• WHAT YOU HAVE TO DO: The lines to copy from the data below are those that hold the string "zoom".

Dataset rows describing interfaces
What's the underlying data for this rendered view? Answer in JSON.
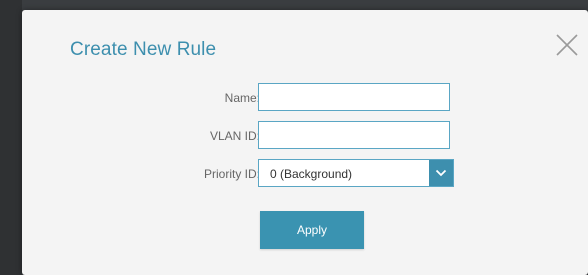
{
  "dialog": {
    "title": "Create New Rule",
    "close_icon": "close-icon"
  },
  "form": {
    "name": {
      "label": "Name:",
      "value": ""
    },
    "vlan_id": {
      "label": "VLAN ID:",
      "value": ""
    },
    "priority_id": {
      "label": "Priority ID:",
      "selected": "0 (Background)",
      "icon": "chevron-down-icon"
    }
  },
  "actions": {
    "apply_label": "Apply"
  },
  "colors": {
    "accent": "#3d8fae",
    "field_border": "#5aa6c4",
    "dialog_bg": "#f4f4f4"
  }
}
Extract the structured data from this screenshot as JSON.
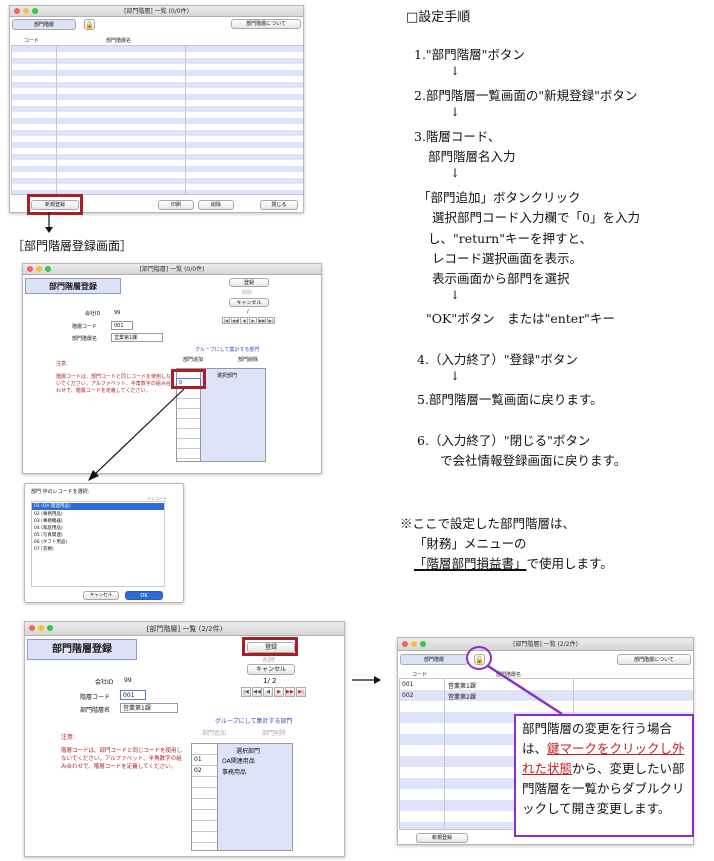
{
  "shot1": {
    "title": "[部門階層] 一覧 (0/0件)",
    "tab_label": "部門階層",
    "about_button": "部門階層について",
    "col_code": "コード",
    "col_name": "部門階層名",
    "new_button": "新規登録",
    "print_button": "印刷",
    "delete_button": "削除",
    "close_button": "閉じる"
  },
  "caption_register": "［部門階層登録画面］",
  "shot2": {
    "title": "[部門階層] 一覧 (0/0件)",
    "heading": "部門階層登録",
    "register_button": "登録",
    "delete_button": "削除",
    "cancel_button": "キャンセル",
    "page_indicator": "/",
    "company_id_label": "会社ID",
    "company_id_value": "99",
    "code_label": "階層コード",
    "code_value": "001",
    "name_label": "部門階層名",
    "name_value": "営業第1課",
    "group_label": "グループにして集計する部門",
    "add_dept_button": "部門追加",
    "remove_dept_button": "部門削除",
    "note_title": "注意:",
    "note_text": "階層コードは、部門コードと同じコードを使用しないでください。アルファベット、半角数字の組み合わせで、階層コードを定義してください。",
    "input_value": "0",
    "selected_header": "選択部門"
  },
  "shot3": {
    "title": "部門 中のレコードを選択:",
    "filter_label": "テレコード",
    "items": [
      "01 (OA 関連用品)",
      "02 (事務用品)",
      "03 (事務機器)",
      "04 (家庭用品)",
      "05 (写真関連)",
      "06 (ギフト用品)",
      "07 (衣類)"
    ],
    "cancel_button": "キャンセル",
    "ok_button": "OK"
  },
  "shot4": {
    "title": "[部門階層] 一覧 (2/2件)",
    "heading": "部門階層登録",
    "register_button": "登録",
    "delete_button": "削除",
    "cancel_button": "キャンセル",
    "page_indicator": "1/ 2",
    "company_id_label": "会社ID",
    "company_id_value": "99",
    "code_label": "階層コード",
    "code_value": "001",
    "name_label": "部門階層名",
    "name_value": "営業第1課",
    "group_label": "グループにして集計する部門",
    "add_dept_button": "部門追加",
    "remove_dept_button": "部門削除",
    "note_title": "注意:",
    "note_text": "階層コードは、部門コードと同じコードを使用しないでください。アルファベット、半角数字の組み合わせで、階層コードを定義してください。",
    "selected_header": "選択部門",
    "rows": [
      {
        "code": "01",
        "name": "OA関連用品"
      },
      {
        "code": "02",
        "name": "事務用品"
      }
    ]
  },
  "shot5": {
    "title": "[部門階層] 一覧 (2/2件)",
    "tab_label": "部門階層",
    "about_button": "部門階層について",
    "col_code": "コード",
    "col_name": "部門階層名",
    "rows": [
      {
        "code": "001",
        "name": "営業第1課"
      },
      {
        "code": "002",
        "name": "営業第2課"
      }
    ],
    "new_button": "新規登録"
  },
  "callout": {
    "part1": "部門階層の変更を行う場合は、",
    "highlight": "鍵マークをクリックし外れた状態",
    "part2": "から、変更したい部門階層を一覧からダブルクリックして開き変更します。"
  },
  "instructions": {
    "title": "□設定手順",
    "step1": "1.\"部門階層\"ボタン",
    "step2": "2.部門階層一覧画面の\"新規登録\"ボタン",
    "step3a": "3.階層コード、",
    "step3b": "部門階層名入力",
    "sub1": "「部門追加」ボタンクリック",
    "sub2": "選択部門コード入力欄で「0」を入力",
    "sub3": "し、\"return\"キーを押すと、",
    "sub4": "レコード選択画面を表示。",
    "sub5": "表示画面から部門を選択",
    "ok_line": "\"OK\"ボタン　または\"enter\"キー",
    "step4": "4.（入力終了）\"登録\"ボタン",
    "step5": "5.部門階層一覧画面に戻ります。",
    "step6": "6.（入力終了）\"閉じる\"ボタン",
    "step6b": "で会社情報登録画面に戻ります。",
    "arrow": "↓"
  },
  "note": {
    "line1": "※ここで設定した部門階層は、",
    "line2": "「財務」メニューの",
    "line3_underlined": "「階層部門損益書」",
    "line3_rest": "で使用します。"
  }
}
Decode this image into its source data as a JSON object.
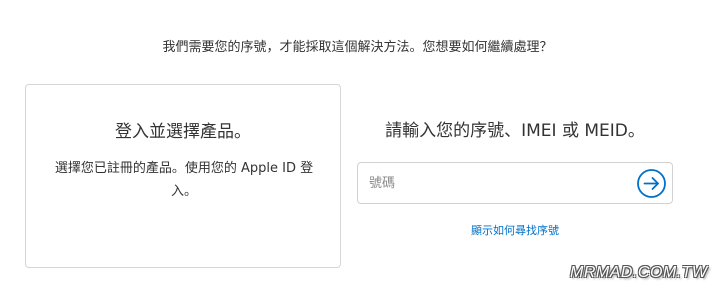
{
  "prompt": "我們需要您的序號，才能採取這個解決方法。您想要如何繼續處理？",
  "signin_card": {
    "title": "登入並選擇產品。",
    "description": "選擇您已註冊的產品。使用您的 Apple ID 登入。"
  },
  "serial": {
    "title": "請輸入您的序號、IMEI 或 MEID。",
    "placeholder": "號碼",
    "value": "",
    "submit_icon": "arrow-right-circle-icon",
    "help_link": "顯示如何尋找序號"
  },
  "watermark": "MRMAD.COM.TW",
  "colors": {
    "accent": "#0070c9",
    "text": "#333333",
    "border": "#d6d6d6"
  }
}
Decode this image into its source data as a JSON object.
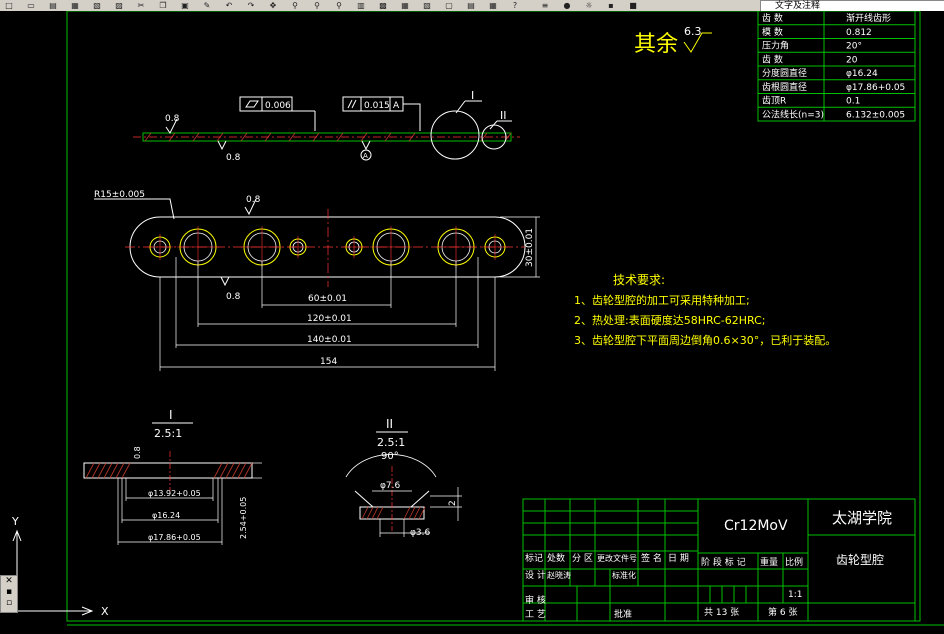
{
  "toolbar": {
    "layer_combo": "文字及注释",
    "icons": [
      "new-icon",
      "open-icon",
      "save-icon",
      "print-icon",
      "preview-icon",
      "plot-icon",
      "cut-icon",
      "copy-icon",
      "paste-icon",
      "match-icon",
      "undo-icon",
      "redo-icon",
      "pan-icon",
      "zoom-realtime-icon",
      "zoom-window-icon",
      "zoom-previous-icon",
      "properties-icon",
      "design-center-icon",
      "tool-palette-icon",
      "sheet-set-icon",
      "markup-icon",
      "calc-icon",
      "table-icon",
      "help-icon",
      "layer-icon",
      "bulb-icon",
      "sun-icon",
      "lock-icon",
      "color-icon"
    ]
  },
  "drawing": {
    "surface_finish": "其余",
    "surface_finish_value": "6.3",
    "gear_table": [
      [
        "齿 数",
        "渐开线齿形"
      ],
      [
        "模 数",
        "0.812"
      ],
      [
        "压力角",
        "20°"
      ],
      [
        "齿 数",
        "20"
      ],
      [
        "分度圆直径",
        "φ16.24"
      ],
      [
        "齿根圆直径",
        "φ17.86+0.05"
      ],
      [
        "齿顶R",
        "0.1"
      ],
      [
        "公法线长(n=3)",
        "6.132±0.005"
      ]
    ],
    "top_view": {
      "flatness_value": "0.006",
      "parallelism_value": "0.015",
      "datum": "A",
      "roughness": "0.8",
      "roughness_bottom": "0.8",
      "detail_1": "I",
      "detail_2": "II",
      "datum_label": "A"
    },
    "main_view": {
      "radius": "R15±0.005",
      "roughness": "0.8",
      "roughness_bottom": "0.8",
      "dim_60": "60±0.01",
      "dim_120": "120±0.01",
      "dim_140": "140±0.01",
      "dim_154": "154",
      "dim_height": "30±0.01"
    },
    "tech_req": {
      "title": "技术要求:",
      "items": [
        "1、齿轮型腔的加工可采用特种加工;",
        "2、热处理:表面硬度达58HRC-62HRC;",
        "3、齿轮型腔下平面周边倒角0.6×30°，已利于装配。"
      ]
    },
    "detail_i": {
      "label": "I",
      "scale": "2.5:1",
      "dim_a": "φ13.92+0.05",
      "dim_b": "φ16.24",
      "dim_c": "φ17.86+0.05",
      "dim_h": "2.54+0.05",
      "dim_r": "0.8"
    },
    "detail_ii": {
      "label": "II",
      "scale": "2.5:1",
      "angle": "90°",
      "dim_top": "φ7.6",
      "dim_bottom": "φ3.6",
      "dim_h": "2"
    },
    "title_block": {
      "material": "Cr12MoV",
      "school": "太湖学院",
      "part_name": "齿轮型腔",
      "row_labels": [
        "标记",
        "处数",
        "分 区",
        "更改文件号",
        "签 名",
        "日 期"
      ],
      "design": "设 计",
      "designer": "赵晓涛",
      "standardization": "标准化",
      "review": "审 核",
      "process": "工 艺",
      "approve": "批准",
      "stage": "阶 段 标 记",
      "weight": "重量",
      "scale_label": "比例",
      "scale": "1:1",
      "sheets": "共 13 张",
      "sheet_no": "第 6 张"
    },
    "ucs": {
      "y": "Y",
      "x": "X"
    }
  }
}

• RESULT FOR THIS EXERCISE:
      "zoom-realtime-icon",
      "zoom-window-icon",
      "zoom-previous-icon",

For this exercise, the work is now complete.